#### Problem:
Where does the string "close" occur in the records below? Copy every line that holds it.

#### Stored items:
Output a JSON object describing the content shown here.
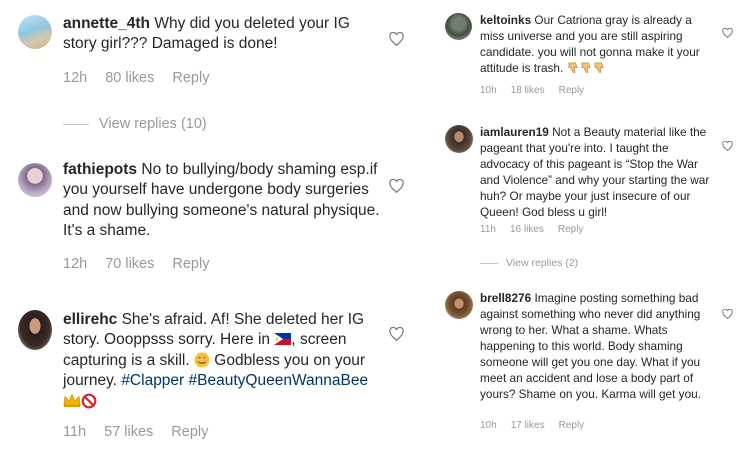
{
  "colors": {
    "link": "#003569",
    "meta": "#999999",
    "text": "#262626",
    "flag_blue": "#0038a8",
    "flag_red": "#ce1126"
  },
  "left": {
    "comments": [
      {
        "username": "annette_4th",
        "text": "Why did you deleted your IG story girl??? Damaged is done!",
        "time": "12h",
        "likes": "80 likes",
        "reply": "Reply",
        "view_replies": "View replies (10)"
      },
      {
        "username": "fathiepots",
        "text": "No to bullying/body shaming esp.if you yourself have undergone body surgeries and now bullying someone's natural physique. It's a shame.",
        "time": "12h",
        "likes": "70 likes",
        "reply": "Reply"
      },
      {
        "username": "ellirehc",
        "text_a": "She's afraid. Af! She deleted her IG story. Oooppsss sorry.  Here in",
        "text_b": ", screen capturing is a skill.",
        "text_c": "Godbless you on your journey.",
        "hashtag1": "#Clapper",
        "hashtag2": "#BeautyQueenWannaBee",
        "time": "11h",
        "likes": "57 likes",
        "reply": "Reply"
      }
    ]
  },
  "right": {
    "comments": [
      {
        "username": "keltoinks",
        "text": "Our Catriona gray is already a miss universe and you are still aspiring candidate. you will not gonna make it your attitude is trash.",
        "time": "10h",
        "likes": "18 likes",
        "reply": "Reply"
      },
      {
        "username": "iamlauren19",
        "text": "Not a Beauty material like the pageant that you're into. I taught the advocacy of this pageant is “Stop the War and Violence” and why your starting the war huh? Or maybe your just insecure of our Queen! God bless u girl!",
        "time": "11h",
        "likes": "16 likes",
        "reply": "Reply",
        "view_replies": "View replies (2)"
      },
      {
        "username": "brell8276",
        "text": "Imagine posting something bad against something who never did anything wrong to her. What a shame. Whats happening to this world. Body shaming someone will get you one day. What if you meet an accident and lose a body part of yours? Shame on you. Karma will get you.",
        "time": "10h",
        "likes": "17 likes",
        "reply": "Reply"
      }
    ]
  }
}
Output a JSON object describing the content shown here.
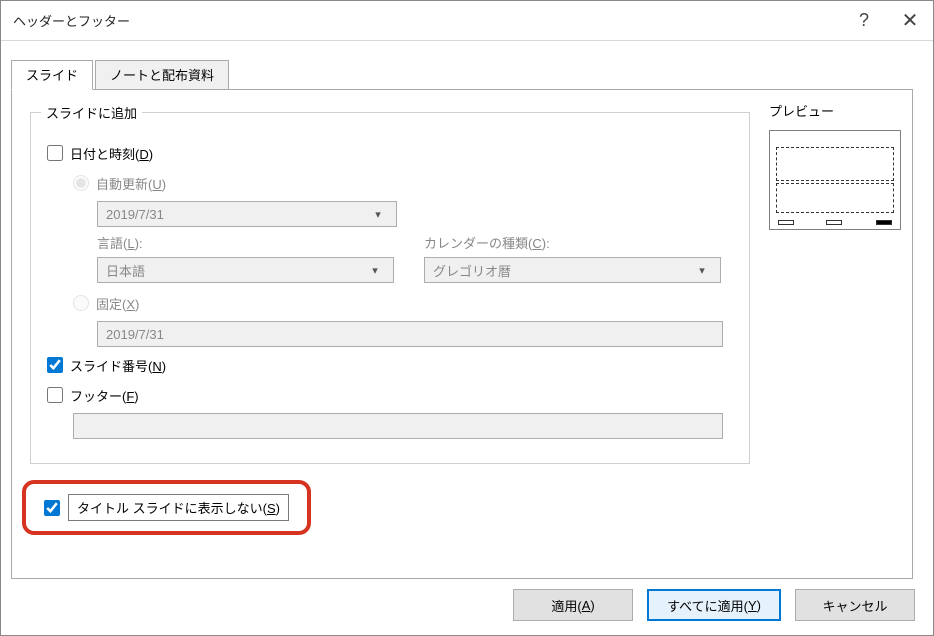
{
  "title": "ヘッダーとフッター",
  "titlebar": {
    "help": "?",
    "close": "✕"
  },
  "tabs": {
    "slide": "スライド",
    "notes": "ノートと配布資料"
  },
  "group": {
    "legend": "スライドに追加",
    "datetime": {
      "label": "日付と時刻(",
      "accel": "D",
      "suffix": ")",
      "checked": false
    },
    "auto": {
      "label": "自動更新(",
      "accel": "U",
      "suffix": ")",
      "selected": true
    },
    "autoDateValue": "2019/7/31",
    "lang": {
      "label": "言語(",
      "accel": "L",
      "suffix": "):",
      "value": "日本語"
    },
    "cal": {
      "label": "カレンダーの種類(",
      "accel": "C",
      "suffix": "):",
      "value": "グレゴリオ暦"
    },
    "fixed": {
      "label": "固定(",
      "accel": "X",
      "suffix": ")",
      "selected": false,
      "value": "2019/7/31"
    },
    "slidenum": {
      "label": "スライド番号(",
      "accel": "N",
      "suffix": ")",
      "checked": true
    },
    "footer": {
      "label": "フッター(",
      "accel": "F",
      "suffix": ")",
      "checked": false,
      "value": ""
    }
  },
  "preview": {
    "legend": "プレビュー"
  },
  "hide": {
    "label": "タイトル スライドに表示しない(",
    "accel": "S",
    "suffix": ")",
    "checked": true
  },
  "buttons": {
    "apply": {
      "label": "適用(",
      "accel": "A",
      "suffix": ")"
    },
    "applyAll": {
      "label": "すべてに適用(",
      "accel": "Y",
      "suffix": ")"
    },
    "cancel": "キャンセル"
  }
}
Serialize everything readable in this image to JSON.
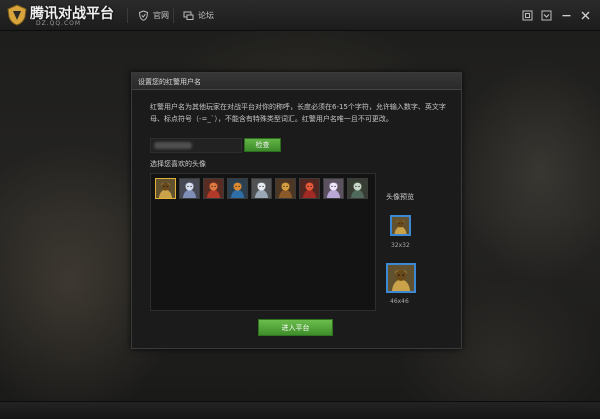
{
  "app": {
    "logo_text": "腾讯对战平台",
    "logo_sub": "DZ.QQ.COM"
  },
  "nav": [
    {
      "label": "官网",
      "icon": "shield-icon"
    },
    {
      "label": "论坛",
      "icon": "forum-icon"
    }
  ],
  "window_controls": [
    {
      "name": "skin-button",
      "icon": "skin-icon"
    },
    {
      "name": "menu-dropdown-button",
      "icon": "chevron-down-icon"
    },
    {
      "name": "minimize-button",
      "icon": "minimize-icon"
    },
    {
      "name": "close-button",
      "icon": "close-icon"
    }
  ],
  "dialog": {
    "title": "设置您的红警用户名",
    "description": "红警用户名为其他玩家在对战平台对你的称呼，长度必须在6-15个字符，允许输入数字、英文字母、标点符号（-=_`），不能含有特殊类型词汇。红警用户名唯一且不可更改。",
    "name_input_value": "",
    "check_button": "检查",
    "choose_avatar_label": "选择您喜欢的头像",
    "avatars": [
      {
        "id": "hero-1",
        "color": "#c9a24a",
        "accent": "#6a4a1a",
        "selected": true
      },
      {
        "id": "hero-2",
        "color": "#7f8fb8",
        "accent": "#d9e0f0",
        "selected": false
      },
      {
        "id": "hero-3",
        "color": "#b23a2a",
        "accent": "#e07a40",
        "selected": false
      },
      {
        "id": "hero-4",
        "color": "#2f6fa8",
        "accent": "#e08a30",
        "selected": false
      },
      {
        "id": "hero-5",
        "color": "#9aa7b6",
        "accent": "#e7ecf2",
        "selected": false
      },
      {
        "id": "hero-6",
        "color": "#8a5a2a",
        "accent": "#d6a040",
        "selected": false
      },
      {
        "id": "hero-7",
        "color": "#a02a24",
        "accent": "#e45a3a",
        "selected": false
      },
      {
        "id": "hero-8",
        "color": "#b9a7d6",
        "accent": "#f0e6ff",
        "selected": false
      },
      {
        "id": "hero-9",
        "color": "#4f6a5a",
        "accent": "#c8d8c8",
        "selected": false
      }
    ],
    "preview_label": "头像预览",
    "preview_small_size": "32x32",
    "preview_large_size": "46x46",
    "enter_button": "进入平台"
  },
  "colors": {
    "accent_green": "#4fa236",
    "preview_border": "#3c88d3",
    "selected_border": "#e0b23a"
  }
}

#### Your response:
    "close": "✕"
      "name": "close-button",
      "icon": "close-icon"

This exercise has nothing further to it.